How the hell you think I would be doing so far away from home? Moreover, how the hell does that matter to you? Is what I think before responding with a smile on my face “Oh I am doing absolutely great, mate. What about you?”
It is normal to lose your way in a new city. I, being normal, keep losing my way in Melbourne. However, people here are quite friendly and helping. They always guide you. Problem with their guidance is that no matter which address you ask, it is always “Oh mate, it is just 15 minutes’ walk from here”. Not sure if their judgment of measuring the time is wrong or the distance I can cover in one stop, I always end up walking more than half an hour. Maybe it is the latter. An average Australian, with average height being 6 foot or so, can walk such distances in 15 minutes. Yours truly, with his height shorter than Rohit Sharma’s usual stay the crease in his normal form, takes more than 30 minutes to cover the same distance.

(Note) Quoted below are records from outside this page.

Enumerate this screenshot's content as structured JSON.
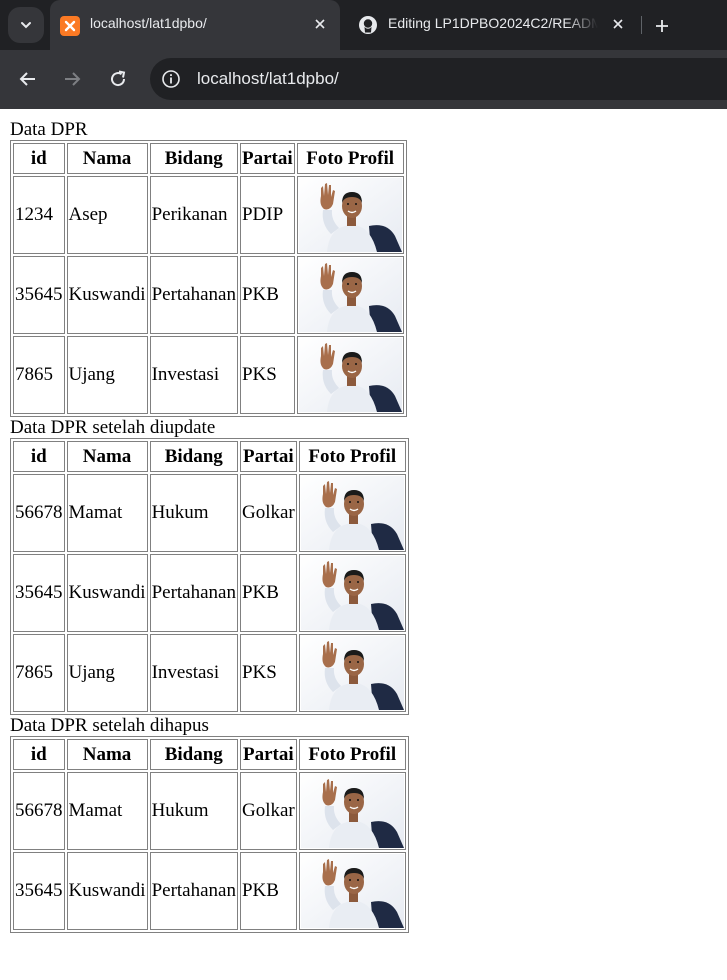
{
  "browser": {
    "tabs": [
      {
        "title": "localhost/lat1dpbo/",
        "active": true,
        "icon": "xampp-icon"
      },
      {
        "title": "Editing LP1DPBO2024C2/README.md",
        "active": false,
        "icon": "github-icon"
      }
    ],
    "url": "localhost/lat1dpbo/",
    "colors": {
      "chrome_bg": "#202124",
      "tab_active": "#35363a",
      "text": "#e8eaed",
      "xampp": "#fb7a24"
    }
  },
  "page": {
    "columns": [
      "id",
      "Nama",
      "Bidang",
      "Partai",
      "Foto Profil"
    ],
    "sections": [
      {
        "caption": "Data DPR",
        "rows": [
          {
            "id": "1234",
            "nama": "Asep",
            "bidang": "Perikanan",
            "partai": "PDIP"
          },
          {
            "id": "35645",
            "nama": "Kuswandi",
            "bidang": "Pertahanan",
            "partai": "PKB"
          },
          {
            "id": "7865",
            "nama": "Ujang",
            "bidang": "Investasi",
            "partai": "PKS"
          }
        ]
      },
      {
        "caption": "Data DPR setelah diupdate",
        "rows": [
          {
            "id": "56678",
            "nama": "Mamat",
            "bidang": "Hukum",
            "partai": "Golkar"
          },
          {
            "id": "35645",
            "nama": "Kuswandi",
            "bidang": "Pertahanan",
            "partai": "PKB"
          },
          {
            "id": "7865",
            "nama": "Ujang",
            "bidang": "Investasi",
            "partai": "PKS"
          }
        ]
      },
      {
        "caption": "Data DPR setelah dihapus",
        "rows": [
          {
            "id": "56678",
            "nama": "Mamat",
            "bidang": "Hukum",
            "partai": "Golkar"
          },
          {
            "id": "35645",
            "nama": "Kuswandi",
            "bidang": "Pertahanan",
            "partai": "PKB"
          }
        ]
      }
    ]
  }
}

There are pros and cons of everything. Like a normal human being, my mind goes to see cons before it sees any pros. The worst part about staying away from home is the incurable sickness called homesickness. While I was notorious amongst my friend for never feeling homesick in my college days, I am not so sure now about handling it. It is not struck me until now but I am sure it will hit me one day, sooner than later.
Another problem is loneliness. Loneliness is not just about vacuum created by absence of your dear and near ones. Modern tools of communication have yet not been able to develop the technology of touching them online, hugging them, kissing them or getting the feeling of actually staying with them. They remain nothing but a video and a voice on your computer screen. By the way, loneliness is also about waiting for them to get up, different time zones mind you, so that you can see them online. That wait is killing.

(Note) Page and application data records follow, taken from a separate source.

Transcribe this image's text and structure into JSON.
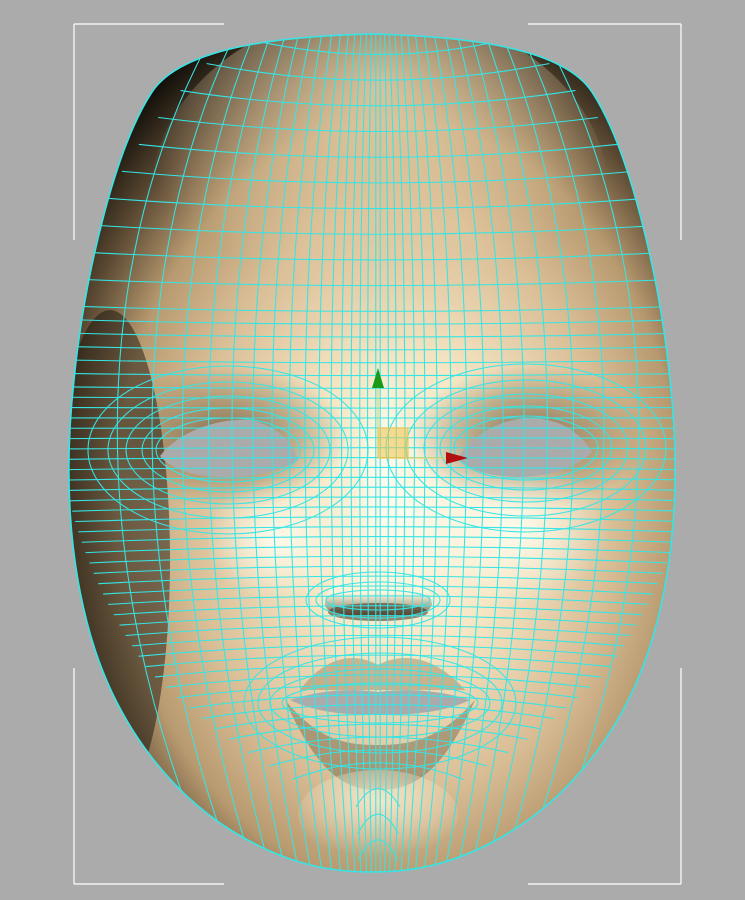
{
  "viewport": {
    "background": "#ababab",
    "frame_color": "#ffffff"
  },
  "mesh": {
    "wireframe_color": "#35e5e5",
    "shading_light": "#fdf5dd",
    "shading_mid": "#dcc09a",
    "shading_dark": "#0b0905",
    "eye_hole_color": "#ababab",
    "mouth_hole_color": "#ababab"
  },
  "gizmo": {
    "y_axis_color": "#1a9a1a",
    "x_axis_color": "#b01010",
    "center_box_color": "#f2c24a"
  }
}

Loneliness ness is lot more than that. Loneliness is a lot about missing things you are so used to of, missing things, which are such a part of your life that you thought you were inseparable. Loneliness is a lot about being forced to move way out of your comfort zone to survive.
I am so used to of Pohas, Upmas, Vada Paos that for me, a breakfast used to be meaningless unless I had them. Alas, it is nothing but bread butter and jam now. Loneliness is about putting a jam of foreign brand on your bread and thinking about taste of aaloo parathas.
Someone said that it is better to wash off your sins than wiping them off. That someone being I, I discovered a new definition of loneliness – looking for a tap, bucket and a mug in a place I do not want to name here.
Loneliness is about switching on the TV and not finding E24 where one could listen to the songs of Baazigar and Jaan Tere Naam. It is about not seeing the shops selling stuff for Diwali celebrations, not getting to hear the cars honking. It is about you being the only person thinking of stopping the car on the road so that you can cross the road; it is about checking your mobile phone repeatedly in hope of seeing some mail/message/other even though you know that your number is no longer the one on which these services were available.
These were one of the many things you always took for granted in life and loneliness is a lot about for this granted-ness of life deserting you. These habits, like many others, were always a part of you and without them, you do not feel like yourself. Loneliness is about missing yourself.
Right now, I do feel lonely.